Dragon and Phoenix Auroras over Iceland

Screen Shot 2019 02 23 at 12 37 55 PM

Screen Shot 2019 02 23 at 12 40 32 PM

Nature – Images

Interesting Images

Sometimes, at sunset, the sun appears to suddenly and briefly change color. Blink, and you’ll miss it.

A green flash is a phenomenon in which part of the sun appears to suddenly change color for about 1 or 2 seconds. The brief flash of green light is seen more often at sunset than at sunrise.

This fleeting spectacle is caused by the refraction of sunlight, which is particularly significant at sunset and sunrise, when the light travels through more of the Earth’s atmosphere. The atmosphere bends the sunlight passing through it, separating the light into its different colors, much like a prism bends and splits sunlight into rainbows.

Screen Shot 2019 01 04 at 2 21 17 PM

Nature – Images

Interesting Images

Cute:

Screen Shot 2018 12 30 at 1 49 42 PM

This Mary River Turtle happens to be a tiny, green-mohawked turtle living in Australia.

Screen Shot 2018 12 30 at 1 51 40 PM

In November, NASA satellites caught a glimpse of arguably the most poignant possible symbol of Earth’s climate-hobbled future: A lone iceberg, shaped like a coffin, drifting into warm waters to die forever.

Screen Shot 2018 12 30 at 1 52 32 PM

Nature – Images

Interesting Images

Squirrel Knot

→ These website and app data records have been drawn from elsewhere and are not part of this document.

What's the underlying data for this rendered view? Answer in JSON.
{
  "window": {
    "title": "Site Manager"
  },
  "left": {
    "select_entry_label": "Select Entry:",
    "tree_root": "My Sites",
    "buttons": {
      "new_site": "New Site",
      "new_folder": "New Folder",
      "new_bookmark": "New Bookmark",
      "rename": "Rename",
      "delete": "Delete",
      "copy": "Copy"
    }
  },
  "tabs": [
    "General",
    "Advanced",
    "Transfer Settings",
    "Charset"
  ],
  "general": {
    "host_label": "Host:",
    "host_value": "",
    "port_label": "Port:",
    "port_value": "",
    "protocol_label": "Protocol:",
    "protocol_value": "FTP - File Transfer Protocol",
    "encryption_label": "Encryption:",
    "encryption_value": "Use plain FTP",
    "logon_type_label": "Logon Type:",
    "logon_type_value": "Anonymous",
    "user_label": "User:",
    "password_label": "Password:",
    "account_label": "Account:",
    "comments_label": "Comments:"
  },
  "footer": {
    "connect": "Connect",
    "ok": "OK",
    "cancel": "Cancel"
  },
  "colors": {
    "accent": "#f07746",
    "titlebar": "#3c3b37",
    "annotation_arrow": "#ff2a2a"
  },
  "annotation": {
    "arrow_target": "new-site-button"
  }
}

Five infant squirrels that got their tails caught together in a giant knot were rescued and untied by the Wisconsin Humane Society. They were taken to the group’s vets by someone who came across the bizarre scene of their tails caught in what the rescuers called a “Gordian knot” of squirrel tail and nest material. “You can imagine how wiggly and unruly (and nippy!) this frightened, distressed ball of squirrelly energy was, so our first step was to anesthetize all five of them at the same time,” the Humane Society said. The squirrels were frazzled but unharmed by the experience.

EWCOLOR

Nature – Images

Interesting Images Deadly ‘Love Vines’

Smooth, shiny balls that cling to the undersides of oak leaves often hold a grim secret inside, or, depending on how you look at it, a crunchy surprise: the dried-up corpse of a wasp, killed by a parasitic plant known as the love vine.

These tiny spheres are leaf deformities called galls — swollen tumors of leaf tissue — and their growth is caused by a type of insect called the gall wasp. These parasitic wasps house their eggs and protect their young inside the galls.

When the scientists opened galls that were in the grip of the delicate orange vines, they found wasp mummies inside; the vines had penetrated the galls and drained the insects to husks for their nutrients.